History of Canoga Park
The city of Canoga Park is 105 years old. Originally called Owensmouth, it’s rooted in the barley fields of San Fernando Valley. On the day of its 100th anniversary, the LA Times likened the city to “an eaglet bursting asunder the egg which nourished its embryonic life.” Hyperbole aside, there’s a rich history to what many consider a suburb of Los Angeles. It was renamed Canoga Park in 1931, and the city serves as one of southern California’s first steps towards an evolution that changed the valley from farmland to solid suburban paradise.
In the decades before Owensmouth was founded, there were two big issues in the area that put a stop on development: the remoteness, thanks to the Santa Monica Mountains, and some major landholders who were happy with the agricultural economy. Slowly, suburban dwellers began to circle the area, specifically Calabasas and Burbank, where previously orchards and ranches reigned supreme.
When automobiles and electric railways became more prevalent, there was a natural transition towards suburban growth. Owens Valley brought constant waterflow to town, which quickly increased land values. Slowly, land owners began to sell—including Isaac N. Van Nuys who was a land baron with over 47,000 acres throughout the valley.

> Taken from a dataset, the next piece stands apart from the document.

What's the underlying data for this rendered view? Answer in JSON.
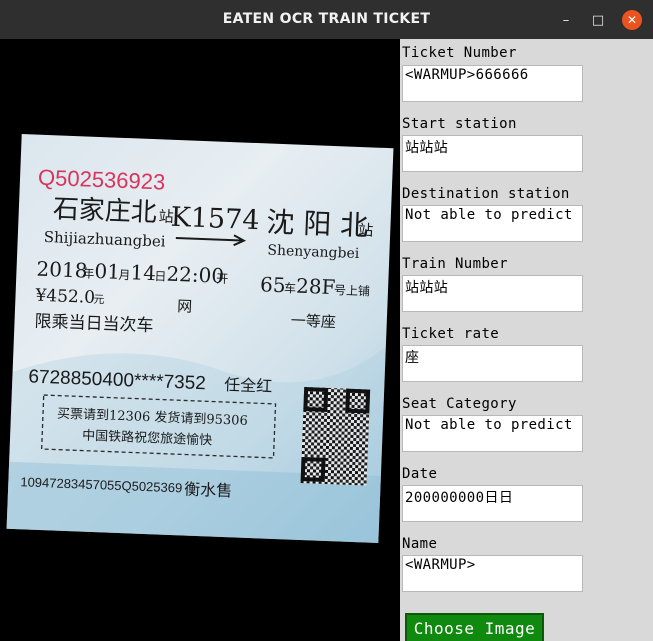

Opposition persisted since that first big sell, but slowly Canoga Park evolved from endless farmland to the thriving suburban city it is today. You can still see some of the original plats blending with the street grids today. Visit Owensmouth Avenue and Vanowen Street to get a glimpse into how Canoga Park looked over 100 years ago.